    Deploy scripts for private clusters and EC2
  • 9. Mesos Status
    Prototype in 10000 lines of C++
    Ported frameworks:
    Hadoop (0.20.2), MPI (MPICH2), Torque
    New frameworks:
    Spark, Scala framework for iterative & interactive jobs
    Test deployments at Twitter and Facebook
  • 10. Results
    Dynamic Resource Sharing
    Data Locality
  • 11. Mesos Demo
  • 12. Spark
    A framework for iterative and interactive cluster computing
    Matei Zaharia, MosharafChowdhury,
    Michael Franklin, Scott Shenker, Ion Stoica
  • 13. Spark Goals
    Support iterative applications
    Common in machine learning but problematic forMapReduce, Dryad, etc
    Retain MapReduce’s fault tolerance & scalability
    Experiment with programmability
    Integrate into Scala programming language
    Support interactive use from Scala interpreter
  • 14. Key Abstraction
    Resilient Distributed Datasets (RDDs)
    Collections of elements distributed across cluster that can persist across parallel operations
    Can be stored in memory, on disk, etc
    Can be transformed with map, filter, etc
    Automatically rebuilt on failure
  • 15. Example: Log Mining
    Load error messages from a log into memory, then interactively search for various patterns
    Cache 1
    Base RDD
    Transformed RDD
    lines = spark.textFile(“hdfs://...”)
    errors = lines.filter(_.startsWith(“ERROR”))
    messages =‘ ’)(2))
    cachedMsgs = messages.cache()
    Block 1
    Cached RDD
    Parallel operation
    Cache 2
    . . .
    Cache 3
    Block 2
    Block 3
  • 16. Example: Logistic Regression
    Goal: find best line separating two sets of points
    random initial line




  • 17. Logistic Regression Code
    val data = spark.textFile(...).map(readPoint).cache()
    varw = Vector.random(D)
    for (i <- 1 to ITERATIONS) {
    val gradient = => {
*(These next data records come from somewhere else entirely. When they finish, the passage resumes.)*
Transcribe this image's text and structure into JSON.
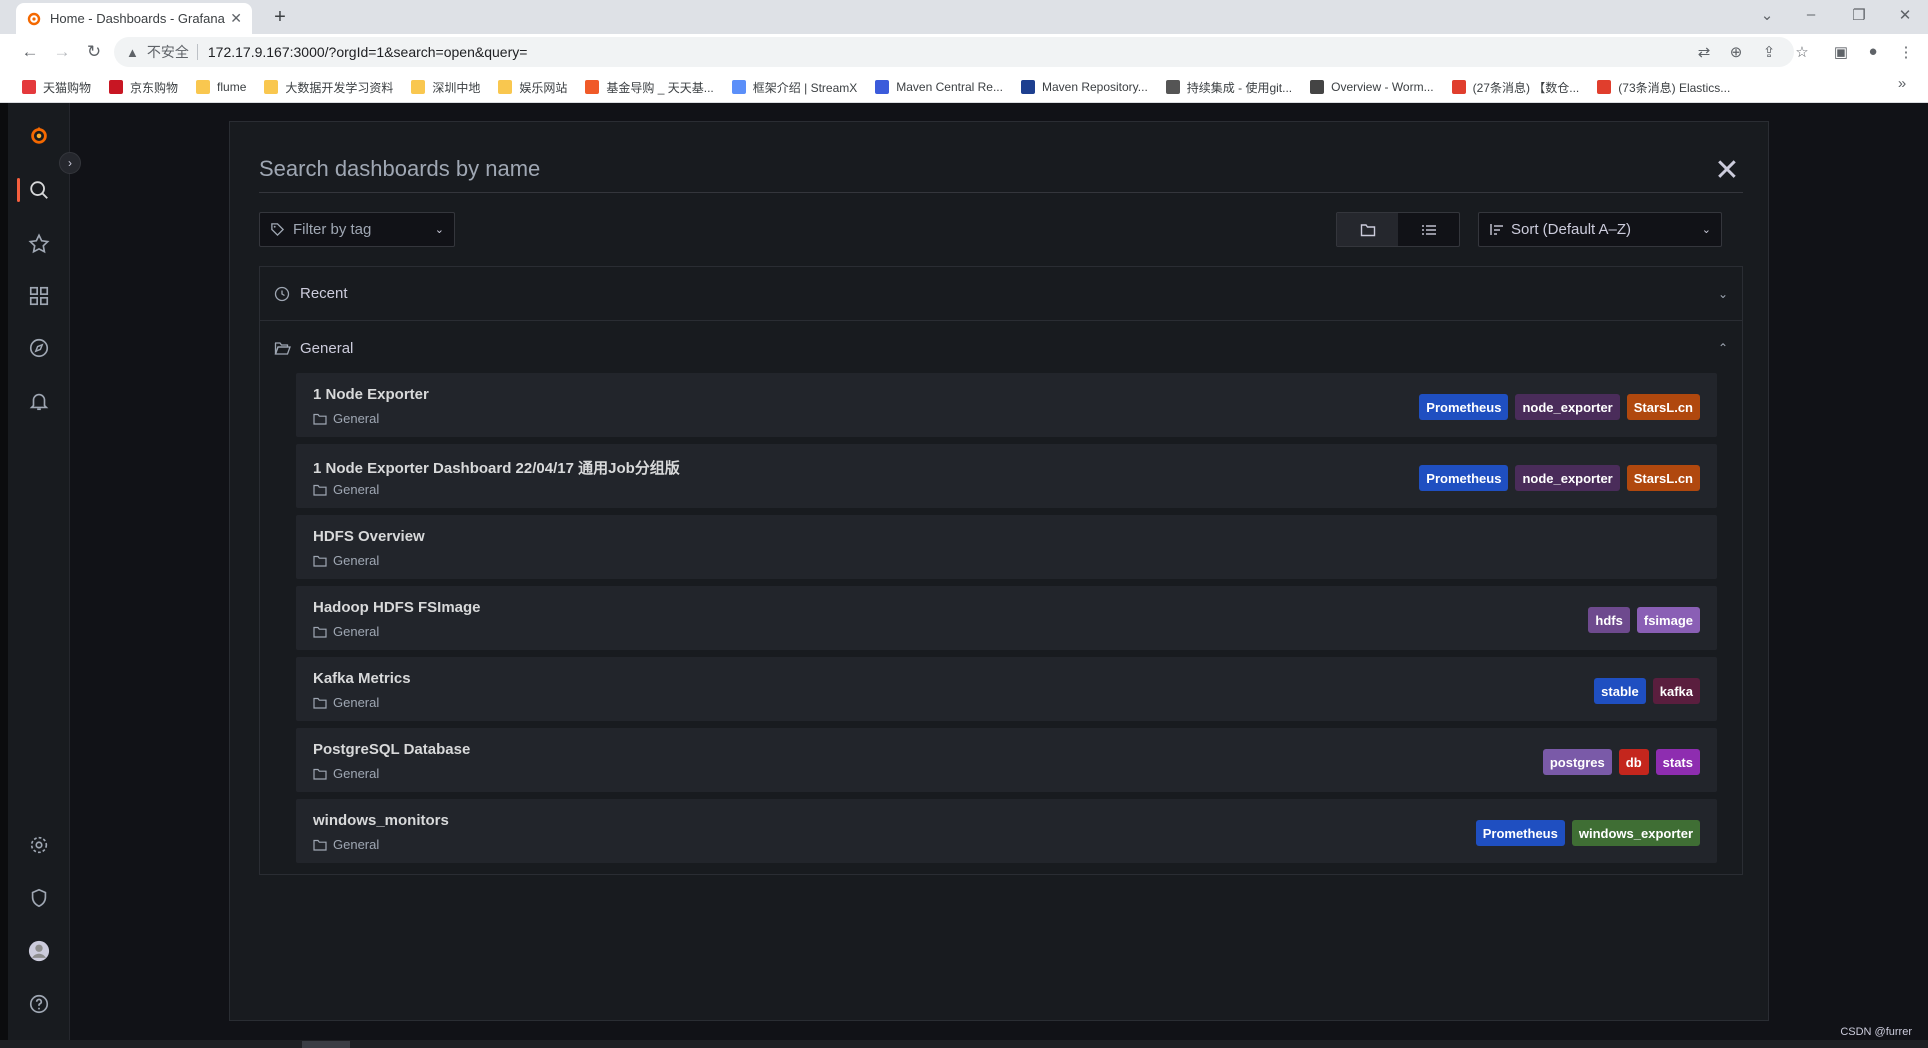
{
  "browser": {
    "tab_title": "Home - Dashboards - Grafana",
    "tab_close": "✕",
    "new_tab": "+",
    "security_label": "不安全",
    "url": "172.17.9.167:3000/?orgId=1&search=open&query=",
    "bookmarks": [
      {
        "label": "天猫购物",
        "color": "#e4393c"
      },
      {
        "label": "京东购物",
        "color": "#c81623"
      },
      {
        "label": "flume",
        "color": "#f9c74f"
      },
      {
        "label": "大数据开发学习资料",
        "color": "#f9c74f"
      },
      {
        "label": "深圳中地",
        "color": "#f9c74f"
      },
      {
        "label": "娱乐网站",
        "color": "#f9c74f"
      },
      {
        "label": "基金导购 _ 天天基...",
        "color": "#f05a28"
      },
      {
        "label": "框架介绍 | StreamX",
        "color": "#5b8ff9"
      },
      {
        "label": "Maven Central Re...",
        "color": "#3b5bdb"
      },
      {
        "label": "Maven Repository...",
        "color": "#1d3f8f"
      },
      {
        "label": "持续集成 - 使用git...",
        "color": "#555555"
      },
      {
        "label": "Overview - Worm...",
        "color": "#444444"
      },
      {
        "label": "(27条消息) 【数仓...",
        "color": "#e03e2d"
      },
      {
        "label": "(73条消息) Elastics...",
        "color": "#e03e2d"
      }
    ],
    "more_bookmarks": "»"
  },
  "search": {
    "placeholder": "Search dashboards by name",
    "close": "✕",
    "filter_placeholder": "Filter by tag",
    "sort_label": "Sort (Default A–Z)"
  },
  "sections": {
    "recent": "Recent",
    "general": "General"
  },
  "dashboards": [
    {
      "title": "1 Node Exporter",
      "folder": "General",
      "tags": [
        {
          "label": "Prometheus",
          "color": "#1f4fc1"
        },
        {
          "label": "node_exporter",
          "color": "#4a2c5a"
        },
        {
          "label": "StarsL.cn",
          "color": "#b0480e"
        }
      ]
    },
    {
      "title": "1 Node Exporter Dashboard 22/04/17 通用Job分组版",
      "folder": "General",
      "tags": [
        {
          "label": "Prometheus",
          "color": "#1f4fc1"
        },
        {
          "label": "node_exporter",
          "color": "#4a2c5a"
        },
        {
          "label": "StarsL.cn",
          "color": "#b0480e"
        }
      ]
    },
    {
      "title": "HDFS Overview",
      "folder": "General",
      "tags": []
    },
    {
      "title": "Hadoop HDFS FSImage",
      "folder": "General",
      "tags": [
        {
          "label": "hdfs",
          "color": "#6e4a8e"
        },
        {
          "label": "fsimage",
          "color": "#8a5fb5"
        }
      ]
    },
    {
      "title": "Kafka Metrics",
      "folder": "General",
      "tags": [
        {
          "label": "stable",
          "color": "#1f4fc1"
        },
        {
          "label": "kafka",
          "color": "#5a1e3e"
        }
      ]
    },
    {
      "title": "PostgreSQL Database",
      "folder": "General",
      "tags": [
        {
          "label": "postgres",
          "color": "#7a5aa8"
        },
        {
          "label": "db",
          "color": "#c4261d"
        },
        {
          "label": "stats",
          "color": "#8e2db0"
        }
      ]
    },
    {
      "title": "windows_monitors",
      "folder": "General",
      "tags": [
        {
          "label": "Prometheus",
          "color": "#1f4fc1"
        },
        {
          "label": "windows_exporter",
          "color": "#3f6e34"
        }
      ]
    }
  ],
  "watermark": "CSDN @furrer"
}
    val scale = (1/(1+exp(-p.y*(w dot p.x))) - 1) * p.y
    scale * p.x
    }).reduce(_ + _)
    w -= gradient
    println("Finalw: " + w)
  • 18. Logistic Regression Performance
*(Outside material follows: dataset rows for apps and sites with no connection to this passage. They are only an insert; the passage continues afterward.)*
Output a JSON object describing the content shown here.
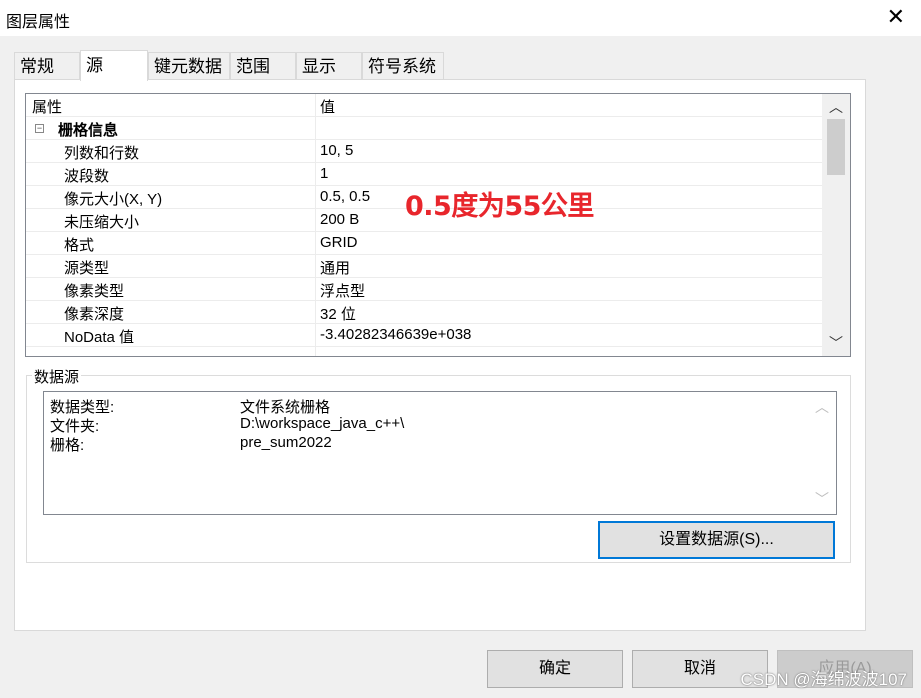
{
  "window": {
    "title": "图层属性",
    "close_glyph": "✕"
  },
  "tabs": [
    {
      "label": "常规"
    },
    {
      "label": "源",
      "active": true
    },
    {
      "label": "键元数据"
    },
    {
      "label": "范围"
    },
    {
      "label": "显示"
    },
    {
      "label": "符号系统"
    }
  ],
  "grid": {
    "header": {
      "property": "属性",
      "value": "值"
    },
    "group_label": "栅格信息",
    "rows": [
      {
        "property": "列数和行数",
        "value": "10, 5"
      },
      {
        "property": "波段数",
        "value": "1"
      },
      {
        "property": "像元大小(X, Y)",
        "value": "0.5, 0.5"
      },
      {
        "property": "未压缩大小",
        "value": "200 B"
      },
      {
        "property": "格式",
        "value": "GRID"
      },
      {
        "property": "源类型",
        "value": "通用"
      },
      {
        "property": "像素类型",
        "value": "浮点型"
      },
      {
        "property": "像素深度",
        "value": "32 位"
      },
      {
        "property": "NoData 值",
        "value": "-3.40282346639e+038"
      }
    ],
    "annotation": "0.5度为55公里",
    "annotation_color": "#e8262c"
  },
  "datasource": {
    "title": "数据源",
    "lines": [
      {
        "key": "数据类型:",
        "value": "文件系统栅格"
      },
      {
        "key": "文件夹:",
        "value": "D:\\workspace_java_c++\\"
      },
      {
        "key": "栅格:",
        "value": "pre_sum2022"
      }
    ],
    "set_button": "设置数据源(S)..."
  },
  "footer": {
    "ok": "确定",
    "cancel": "取消",
    "apply": "应用(A)",
    "watermark": "CSDN @海绵波波107"
  },
  "colors": {
    "accent": "#0078d7",
    "annotation": "#e8262c"
  }
}
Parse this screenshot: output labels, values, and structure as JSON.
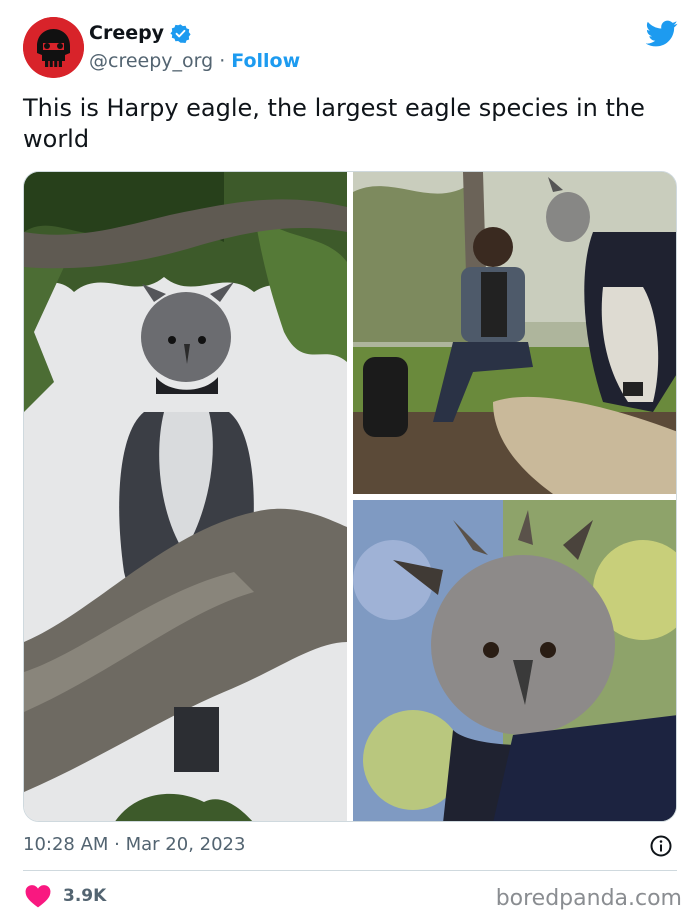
{
  "account": {
    "name": "Creepy",
    "handle": "@creepy_org",
    "separator": "·",
    "follow_label": "Follow",
    "avatar_icon": "skull-avatar-icon",
    "verified_icon": "verified-badge-icon"
  },
  "platform_icon": "twitter-bird-icon",
  "tweet": {
    "text": "This is Harpy eagle, the largest eagle species in the world"
  },
  "media": {
    "photos": [
      "harpy-eagle-perched-on-branch",
      "man-sitting-beside-harpy-eagle",
      "harpy-eagle-close-up"
    ]
  },
  "meta": {
    "timestamp": "10:28 AM · Mar 20, 2023",
    "info_icon": "info-icon"
  },
  "engagement": {
    "likes": "3.9K",
    "heart_icon": "heart-icon"
  },
  "watermark": "boredpanda.com",
  "colors": {
    "accent": "#1d9bf0",
    "heart": "#f91880",
    "avatar_bg": "#d8232a",
    "secondary_text": "#536471"
  }
}
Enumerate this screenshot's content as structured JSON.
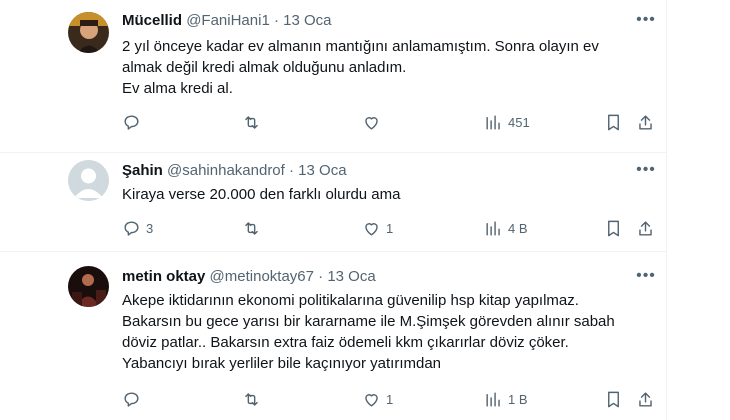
{
  "tweets": [
    {
      "name": "Mücellid",
      "handle": "@FaniHani1",
      "date": "13 Oca",
      "lines": [
        "2 yıl önceye kadar ev almanın mantığını anlamamıştım.  Sonra olayın ev",
        "almak değil kredi almak olduğunu anladım.",
        "Ev alma kredi al."
      ],
      "replies": "",
      "retweets": "",
      "likes": "",
      "views": "451"
    },
    {
      "name": "Şahin",
      "handle": "@sahinhakandrof",
      "date": "13 Oca",
      "lines": [
        "Kiraya verse 20.000 den farklı olurdu ama"
      ],
      "replies": "3",
      "retweets": "",
      "likes": "1",
      "views": "4 B"
    },
    {
      "name": "metin oktay",
      "handle": "@metinoktay67",
      "date": "13 Oca",
      "lines": [
        "Akepe iktidarının ekonomi politikalarına güvenilip hsp kitap yapılmaz.",
        "Bakarsın bu gece yarısı bir kararname ile   M.Şimşek görevden alınır sabah",
        "döviz patlar.. Bakarsın extra faiz ödemeli kkm çıkarırlar döviz çöker.",
        "Yabancıyı bırak yerliler bile kaçınıyor yatırımdan"
      ],
      "replies": "",
      "retweets": "",
      "likes": "1",
      "views": "1 B"
    }
  ],
  "separator_dot": "·",
  "icons": [
    "reply-icon",
    "retweet-icon",
    "like-icon",
    "views-icon",
    "bookmark-icon",
    "share-icon",
    "more-icon"
  ],
  "colors": {
    "text": "#0f1419",
    "secondary": "#536471",
    "divider": "#eff3f4"
  }
}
    127 s / iteration
    first iteration 174 s
    further iterations 6 s
  • 19. Spark Demo
  • 20. Conclusion
    Mesos provides a stable platform to multiplex resources among diverse cluster applications
    Spark is a new cluster programming framework for iterative & interactive jobs enabled by Mesos
    Both are open-source (but in very early alpha!)